Handelsblatt: “Somehow Mr. Krugman’s fury keeps on growing. The source of this anger may be the man’s greatest enigma, since in fact worldwide there has never been as much Keynesian intervention as there is today…”
The answer to this, Handelsblatt, is simple: the crisis is getting ever worse. To the point the spectrum of war is rising. Even the Pope, noticed this.
Handelsblatt: “Since the crisis began, the largest central banks have flooded the world economy with liquidity, and brought their base rates close to zero. The governments of the industrialized world, with the exception of Germany, are still running huge budget deficits. They have put together enormous rescue packages, partly to rescue the banks, partly to bail out bankrupt states, partly to invest in infrastructure.”

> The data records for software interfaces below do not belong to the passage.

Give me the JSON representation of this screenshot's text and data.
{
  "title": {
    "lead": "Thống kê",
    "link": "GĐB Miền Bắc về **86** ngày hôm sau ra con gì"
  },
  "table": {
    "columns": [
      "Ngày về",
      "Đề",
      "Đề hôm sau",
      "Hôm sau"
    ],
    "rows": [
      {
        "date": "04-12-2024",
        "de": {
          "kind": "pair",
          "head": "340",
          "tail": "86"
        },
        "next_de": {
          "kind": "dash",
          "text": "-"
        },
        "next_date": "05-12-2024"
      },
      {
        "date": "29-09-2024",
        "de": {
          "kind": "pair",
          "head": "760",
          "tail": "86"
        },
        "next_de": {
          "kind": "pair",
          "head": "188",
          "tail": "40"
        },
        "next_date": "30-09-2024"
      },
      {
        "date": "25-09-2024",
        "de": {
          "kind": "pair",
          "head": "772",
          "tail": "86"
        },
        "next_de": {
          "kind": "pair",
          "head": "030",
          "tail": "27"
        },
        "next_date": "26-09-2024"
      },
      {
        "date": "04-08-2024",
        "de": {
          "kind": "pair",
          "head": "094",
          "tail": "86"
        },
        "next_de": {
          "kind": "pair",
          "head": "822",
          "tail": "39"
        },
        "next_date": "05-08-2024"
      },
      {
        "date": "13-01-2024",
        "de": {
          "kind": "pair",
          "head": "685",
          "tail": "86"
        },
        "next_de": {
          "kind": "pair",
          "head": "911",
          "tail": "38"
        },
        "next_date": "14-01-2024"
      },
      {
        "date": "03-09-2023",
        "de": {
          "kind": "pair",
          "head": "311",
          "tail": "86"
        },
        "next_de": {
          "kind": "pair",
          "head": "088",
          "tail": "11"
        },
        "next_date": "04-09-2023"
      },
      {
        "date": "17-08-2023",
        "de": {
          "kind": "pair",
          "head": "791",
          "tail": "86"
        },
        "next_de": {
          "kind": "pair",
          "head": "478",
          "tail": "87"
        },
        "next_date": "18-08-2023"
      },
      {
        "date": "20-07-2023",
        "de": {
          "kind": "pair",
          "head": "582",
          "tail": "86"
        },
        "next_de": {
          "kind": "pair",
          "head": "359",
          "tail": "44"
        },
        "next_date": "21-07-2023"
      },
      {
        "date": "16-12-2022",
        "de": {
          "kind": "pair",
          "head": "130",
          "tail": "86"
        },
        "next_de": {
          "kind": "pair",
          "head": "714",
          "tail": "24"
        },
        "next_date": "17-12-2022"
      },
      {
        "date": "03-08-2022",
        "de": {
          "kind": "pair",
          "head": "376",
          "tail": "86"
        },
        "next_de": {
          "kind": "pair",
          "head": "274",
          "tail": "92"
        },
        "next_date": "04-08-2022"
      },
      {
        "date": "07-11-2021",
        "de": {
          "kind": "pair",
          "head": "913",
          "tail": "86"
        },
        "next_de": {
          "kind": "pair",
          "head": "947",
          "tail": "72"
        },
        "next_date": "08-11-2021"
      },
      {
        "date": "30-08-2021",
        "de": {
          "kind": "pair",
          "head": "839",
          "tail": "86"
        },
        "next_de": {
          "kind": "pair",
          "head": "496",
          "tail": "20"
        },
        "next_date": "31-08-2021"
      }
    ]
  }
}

Well, and this is my main difference with Krugman, rescue packages were all about the (“PRIVATE”) banks, and they bankrupt(ed) the states. To correct this, the entire banking system needs to be completely overhauled. In first approximation, the spirit of the reforms of president Roosevelt, ought to be re-introduced.
In Great Britain Jeremy Corbin, an anti-dictatorial (anti-monarchist) was elected to head Labor. Tony Blair, one of the world’s most corrupt politicians, ever (Bliar gets money from various dictator, including that of Kazakhstan) suggested that: “those who say their hearts are with leftwinger Jeremy Corbyn should ‘get a transplant’.”
Darius, like the Incas, like Diocletian’s Rome, or the Tang in China, or the empire of the Franks (which mutated into the “West”), or Themistocles Athens, let alone Stalin’s USSR, or today’s China, let alone the mercantilist USA, show that the primary actor, and author, of the economy is not the little capitalist, but the massive state. Handelsblatt claims not to understand this, and calls Krugman a fool.
However, the USA’s government institution revealingly known as the “Fed”, created more than 13 trillions (yes, that’s a t: trillion) dollars of money to inject in the economy, and the European Union, less than two trillion. And yes, that’s a problem: too much money chasing too few investment possibilities. So what ought government to do? Create more investment possibilities. Titanic investment program. As Darius did with his Royal road network. Now the Royal Road ought to lead to Mars. And the Quantum Computer. And Thermonuclear Fusion. And the Space Elevator. And a research program to fight aging (a major economic, not just military problem). Those who don’t want progress get regress, not to say egress.
Imagination, ladies and gentlemen, is more important than austerity, and not just in economics.